● **Work task**
The records are to be copied exactly and in full.

......

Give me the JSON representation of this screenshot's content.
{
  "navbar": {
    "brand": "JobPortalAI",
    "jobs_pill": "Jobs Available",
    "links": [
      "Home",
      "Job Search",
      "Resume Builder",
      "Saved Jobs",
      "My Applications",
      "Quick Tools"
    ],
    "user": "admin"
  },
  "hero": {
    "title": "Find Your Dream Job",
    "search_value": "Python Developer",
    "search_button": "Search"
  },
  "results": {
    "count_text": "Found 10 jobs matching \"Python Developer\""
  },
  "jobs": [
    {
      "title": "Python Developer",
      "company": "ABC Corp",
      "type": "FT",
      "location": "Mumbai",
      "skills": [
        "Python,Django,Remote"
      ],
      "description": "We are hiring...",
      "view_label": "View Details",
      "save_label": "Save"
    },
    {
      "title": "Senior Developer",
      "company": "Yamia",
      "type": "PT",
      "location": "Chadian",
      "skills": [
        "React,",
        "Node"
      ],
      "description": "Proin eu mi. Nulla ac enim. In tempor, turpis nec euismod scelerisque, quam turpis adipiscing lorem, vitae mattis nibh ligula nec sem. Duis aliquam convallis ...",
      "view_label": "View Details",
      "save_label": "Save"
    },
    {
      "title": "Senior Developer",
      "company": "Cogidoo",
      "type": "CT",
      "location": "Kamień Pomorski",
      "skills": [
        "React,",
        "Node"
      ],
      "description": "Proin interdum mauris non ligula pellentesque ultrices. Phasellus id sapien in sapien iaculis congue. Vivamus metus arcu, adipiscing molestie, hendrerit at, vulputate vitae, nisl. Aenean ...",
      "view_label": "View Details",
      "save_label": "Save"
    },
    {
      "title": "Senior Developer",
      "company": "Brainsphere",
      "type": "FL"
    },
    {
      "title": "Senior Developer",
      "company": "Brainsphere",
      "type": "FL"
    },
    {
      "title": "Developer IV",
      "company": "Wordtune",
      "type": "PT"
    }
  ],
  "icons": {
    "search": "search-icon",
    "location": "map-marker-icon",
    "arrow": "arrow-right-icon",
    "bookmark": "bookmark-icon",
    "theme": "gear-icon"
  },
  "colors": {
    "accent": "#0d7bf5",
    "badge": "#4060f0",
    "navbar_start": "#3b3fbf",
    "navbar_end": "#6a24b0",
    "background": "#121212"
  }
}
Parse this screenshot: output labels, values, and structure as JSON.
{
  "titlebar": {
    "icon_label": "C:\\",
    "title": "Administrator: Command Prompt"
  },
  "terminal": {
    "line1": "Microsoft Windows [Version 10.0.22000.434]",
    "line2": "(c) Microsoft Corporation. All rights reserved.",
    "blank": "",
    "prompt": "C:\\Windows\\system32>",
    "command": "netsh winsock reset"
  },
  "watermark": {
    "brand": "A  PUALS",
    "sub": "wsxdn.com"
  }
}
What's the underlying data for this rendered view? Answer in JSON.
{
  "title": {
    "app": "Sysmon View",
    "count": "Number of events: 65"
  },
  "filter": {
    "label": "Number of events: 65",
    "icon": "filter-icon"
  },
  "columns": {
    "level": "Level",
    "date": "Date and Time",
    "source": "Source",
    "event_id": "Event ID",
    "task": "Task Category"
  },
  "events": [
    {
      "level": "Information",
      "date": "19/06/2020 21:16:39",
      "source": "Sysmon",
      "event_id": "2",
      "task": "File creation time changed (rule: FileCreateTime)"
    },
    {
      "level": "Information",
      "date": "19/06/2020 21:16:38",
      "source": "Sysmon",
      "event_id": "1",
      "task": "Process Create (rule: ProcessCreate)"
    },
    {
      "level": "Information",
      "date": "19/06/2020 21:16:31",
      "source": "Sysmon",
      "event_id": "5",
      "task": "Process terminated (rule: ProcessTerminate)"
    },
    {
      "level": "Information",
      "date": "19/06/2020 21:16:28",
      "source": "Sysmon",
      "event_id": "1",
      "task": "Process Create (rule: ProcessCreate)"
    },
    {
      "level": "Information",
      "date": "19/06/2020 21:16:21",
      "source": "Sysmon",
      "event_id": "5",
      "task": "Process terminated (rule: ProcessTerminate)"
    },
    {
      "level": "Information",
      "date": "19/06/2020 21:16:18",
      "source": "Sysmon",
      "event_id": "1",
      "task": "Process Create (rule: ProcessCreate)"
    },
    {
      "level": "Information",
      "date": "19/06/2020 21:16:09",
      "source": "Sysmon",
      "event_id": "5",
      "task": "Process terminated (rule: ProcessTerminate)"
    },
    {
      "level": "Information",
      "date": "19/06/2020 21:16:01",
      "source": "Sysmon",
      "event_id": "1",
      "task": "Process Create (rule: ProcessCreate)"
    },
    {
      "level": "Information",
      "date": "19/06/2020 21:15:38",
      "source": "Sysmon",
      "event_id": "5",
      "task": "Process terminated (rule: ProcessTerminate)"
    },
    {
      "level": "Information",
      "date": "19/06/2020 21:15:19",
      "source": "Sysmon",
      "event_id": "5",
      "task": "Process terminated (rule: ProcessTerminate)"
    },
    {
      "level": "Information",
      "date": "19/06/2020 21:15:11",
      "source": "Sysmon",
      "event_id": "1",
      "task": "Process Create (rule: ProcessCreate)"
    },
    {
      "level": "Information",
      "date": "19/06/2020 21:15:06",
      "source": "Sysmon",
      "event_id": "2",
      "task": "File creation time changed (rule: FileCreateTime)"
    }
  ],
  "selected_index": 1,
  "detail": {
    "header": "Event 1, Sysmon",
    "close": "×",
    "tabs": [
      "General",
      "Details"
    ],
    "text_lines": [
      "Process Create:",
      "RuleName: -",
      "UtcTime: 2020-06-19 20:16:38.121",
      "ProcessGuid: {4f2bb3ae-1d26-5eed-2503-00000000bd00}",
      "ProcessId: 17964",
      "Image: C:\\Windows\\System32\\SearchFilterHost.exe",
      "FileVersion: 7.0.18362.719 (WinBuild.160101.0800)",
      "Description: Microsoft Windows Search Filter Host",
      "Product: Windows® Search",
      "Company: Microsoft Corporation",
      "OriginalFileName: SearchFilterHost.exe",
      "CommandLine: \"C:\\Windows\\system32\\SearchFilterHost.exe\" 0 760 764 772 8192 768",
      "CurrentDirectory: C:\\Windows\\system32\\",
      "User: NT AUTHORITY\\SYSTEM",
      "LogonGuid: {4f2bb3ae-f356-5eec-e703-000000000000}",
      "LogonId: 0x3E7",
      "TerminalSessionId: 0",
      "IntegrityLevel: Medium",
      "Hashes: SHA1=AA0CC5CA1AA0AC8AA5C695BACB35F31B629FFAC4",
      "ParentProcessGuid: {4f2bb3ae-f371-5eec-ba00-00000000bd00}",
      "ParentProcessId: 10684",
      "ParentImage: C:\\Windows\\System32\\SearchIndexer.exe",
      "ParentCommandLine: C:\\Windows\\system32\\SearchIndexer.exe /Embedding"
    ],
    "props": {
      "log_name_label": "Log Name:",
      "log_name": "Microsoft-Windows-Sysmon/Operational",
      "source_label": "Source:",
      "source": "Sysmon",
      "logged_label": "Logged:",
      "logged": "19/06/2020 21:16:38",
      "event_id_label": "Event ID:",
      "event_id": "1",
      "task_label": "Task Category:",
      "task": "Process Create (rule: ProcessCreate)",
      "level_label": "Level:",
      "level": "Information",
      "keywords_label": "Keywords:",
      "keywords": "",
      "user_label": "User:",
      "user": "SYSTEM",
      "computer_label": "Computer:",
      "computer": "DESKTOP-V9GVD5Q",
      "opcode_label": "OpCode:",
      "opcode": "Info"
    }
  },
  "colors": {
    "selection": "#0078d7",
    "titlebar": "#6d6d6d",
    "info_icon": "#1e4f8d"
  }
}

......

● **Reply to the exercise**
Give me the JSON representation of this screenshot's content.
{
  "navbar": {
    "brand": "JobPortalAI",
    "jobs_pill": "Jobs Available",
    "links": [
      "Home",
      "Job Search",
      "Resume Builder",
      "Saved Jobs",
      "My Applications",
      "Quick Tools"
    ],
    "user": "admin"
  },
  "hero": {
    "title": "Find Your Dream Job",
    "search_value": "Python Developer",
    "search_button": "Search"
  },
  "results": {
    "count_text": "Found 10 jobs matching \"Python Developer\""
  },
  "jobs": [
    {
      "title": "Python Developer",
      "company": "ABC Corp",
      "type": "FT",
      "location": "Mumbai",
      "skills": [
        "Python,Django,Remote"
      ],
      "description": "We are hiring...",
      "view_label": "View Details",
      "save_label": "Save"
    },
    {
      "title": "Senior Developer",
      "company": "Yamia",
      "type": "PT",
      "location": "Chadian",
      "skills": [
        "React,",
        "Node"
      ],
      "description": "Proin eu mi. Nulla ac enim. In tempor, turpis nec euismod scelerisque, quam turpis adipiscing lorem, vitae mattis nibh ligula nec sem. Duis aliquam convallis ...",
      "view_label": "View Details",
      "save_label": "Save"
    },
    {
      "title": "Senior Developer",
      "company": "Cogidoo",
      "type": "CT",
      "location": "Kamień Pomorski",
      "skills": [
        "React,",
        "Node"
      ],
      "description": "Proin interdum mauris non ligula pellentesque ultrices. Phasellus id sapien in sapien iaculis congue. Vivamus metus arcu, adipiscing molestie, hendrerit at, vulputate vitae, nisl. Aenean ...",
      "view_label": "View Details",
      "save_label": "Save"
    },
    {
      "title": "Senior Developer",
      "company": "Brainsphere",
      "type": "FL"
    },
    {
      "title": "Senior Developer",
      "company": "Brainsphere",
      "type": "FL"
    },
    {
      "title": "Developer IV",
      "company": "Wordtune",
      "type": "PT"
    }
  ],
  "icons": {
    "search": "search-icon",
    "location": "map-marker-icon",
    "arrow": "arrow-right-icon",
    "bookmark": "bookmark-icon",
    "theme": "gear-icon"
  },
  "colors": {
    "accent": "#0d7bf5",
    "badge": "#4060f0",
    "navbar_start": "#3b3fbf",
    "navbar_end": "#6a24b0",
    "background": "#121212"
  }
}
Parse this screenshot: output labels, values, and structure as JSON.
{
  "titlebar": {
    "icon_label": "C:\\",
    "title": "Administrator: Command Prompt"
  },
  "terminal": {
    "line1": "Microsoft Windows [Version 10.0.22000.434]",
    "line2": "(c) Microsoft Corporation. All rights reserved.",
    "blank": "",
    "prompt": "C:\\Windows\\system32>",
    "command": "netsh winsock reset"
  },
  "watermark": {
    "brand": "A  PUALS",
    "sub": "wsxdn.com"
  }
}
What's the underlying data for this rendered view? Answer in JSON.
{
  "title": {
    "app": "Sysmon View",
    "count": "Number of events: 65"
  },
  "filter": {
    "label": "Number of events: 65",
    "icon": "filter-icon"
  },
  "columns": {
    "level": "Level",
    "date": "Date and Time",
    "source": "Source",
    "event_id": "Event ID",
    "task": "Task Category"
  },
  "events": [
    {
      "level": "Information",
      "date": "19/06/2020 21:16:39",
      "source": "Sysmon",
      "event_id": "2",
      "task": "File creation time changed (rule: FileCreateTime)"
    },
    {
      "level": "Information",
      "date": "19/06/2020 21:16:38",
      "source": "Sysmon",
      "event_id": "1",
      "task": "Process Create (rule: ProcessCreate)"
    },
    {
      "level": "Information",
      "date": "19/06/2020 21:16:31",
      "source": "Sysmon",
      "event_id": "5",
      "task": "Process terminated (rule: ProcessTerminate)"
    },
    {
      "level": "Information",
      "date": "19/06/2020 21:16:28",
      "source": "Sysmon",
      "event_id": "1",
      "task": "Process Create (rule: ProcessCreate)"
    },
    {
      "level": "Information",
      "date": "19/06/2020 21:16:21",
      "source": "Sysmon",
      "event_id": "5",
      "task": "Process terminated (rule: ProcessTerminate)"
    },
    {
      "level": "Information",
      "date": "19/06/2020 21:16:18",
      "source": "Sysmon",
      "event_id": "1",
      "task": "Process Create (rule: ProcessCreate)"
    },
    {
      "level": "Information",
      "date": "19/06/2020 21:16:09",
      "source": "Sysmon",
      "event_id": "5",
      "task": "Process terminated (rule: ProcessTerminate)"
    },
    {
      "level": "Information",
      "date": "19/06/2020 21:16:01",
      "source": "Sysmon",
      "event_id": "1",
      "task": "Process Create (rule: ProcessCreate)"
    },
    {
      "level": "Information",
      "date": "19/06/2020 21:15:38",
      "source": "Sysmon",
      "event_id": "5",
      "task": "Process terminated (rule: ProcessTerminate)"
    },
    {
      "level": "Information",
      "date": "19/06/2020 21:15:19",
      "source": "Sysmon",
      "event_id": "5",
      "task": "Process terminated (rule: ProcessTerminate)"
    },
    {
      "level": "Information",
      "date": "19/06/2020 21:15:11",
      "source": "Sysmon",
      "event_id": "1",
      "task": "Process Create (rule: ProcessCreate)"
    },
    {
      "level": "Information",
      "date": "19/06/2020 21:15:06",
      "source": "Sysmon",
      "event_id": "2",
      "task": "File creation time changed (rule: FileCreateTime)"
    }
  ],
  "selected_index": 1,
  "detail": {
    "header": "Event 1, Sysmon",
    "close": "×",
    "tabs": [
      "General",
      "Details"
    ],
    "text_lines": [
      "Process Create:",
      "RuleName: -",
      "UtcTime: 2020-06-19 20:16:38.121",
      "ProcessGuid: {4f2bb3ae-1d26-5eed-2503-00000000bd00}",
      "ProcessId: 17964",
      "Image: C:\\Windows\\System32\\SearchFilterHost.exe",
      "FileVersion: 7.0.18362.719 (WinBuild.160101.0800)",
      "Description: Microsoft Windows Search Filter Host",
      "Product: Windows® Search",
      "Company: Microsoft Corporation",
      "OriginalFileName: SearchFilterHost.exe",
      "CommandLine: \"C:\\Windows\\system32\\SearchFilterHost.exe\" 0 760 764 772 8192 768",
      "CurrentDirectory: C:\\Windows\\system32\\",
      "User: NT AUTHORITY\\SYSTEM",
      "LogonGuid: {4f2bb3ae-f356-5eec-e703-000000000000}",
      "LogonId: 0x3E7",
      "TerminalSessionId: 0",
      "IntegrityLevel: Medium",
      "Hashes: SHA1=AA0CC5CA1AA0AC8AA5C695BACB35F31B629FFAC4",
      "ParentProcessGuid: {4f2bb3ae-f371-5eec-ba00-00000000bd00}",
      "ParentProcessId: 10684",
      "ParentImage: C:\\Windows\\System32\\SearchIndexer.exe",
      "ParentCommandLine: C:\\Windows\\system32\\SearchIndexer.exe /Embedding"
    ],
    "props": {
      "log_name_label": "Log Name:",
      "log_name": "Microsoft-Windows-Sysmon/Operational",
      "source_label": "Source:",
      "source": "Sysmon",
      "logged_label": "Logged:",
      "logged": "19/06/2020 21:16:38",
      "event_id_label": "Event ID:",
      "event_id": "1",
      "task_label": "Task Category:",
      "task": "Process Create (rule: ProcessCreate)",
      "level_label": "Level:",
      "level": "Information",
      "keywords_label": "Keywords:",
      "keywords": "",
      "user_label": "User:",
      "user": "SYSTEM",
      "computer_label": "Computer:",
      "computer": "DESKTOP-V9GVD5Q",
      "opcode_label": "OpCode:",
      "opcode": "Info"
    }
  },
  "colors": {
    "selection": "#0078d7",
    "titlebar": "#6d6d6d",
    "info_icon": "#1e4f8d"
  }
}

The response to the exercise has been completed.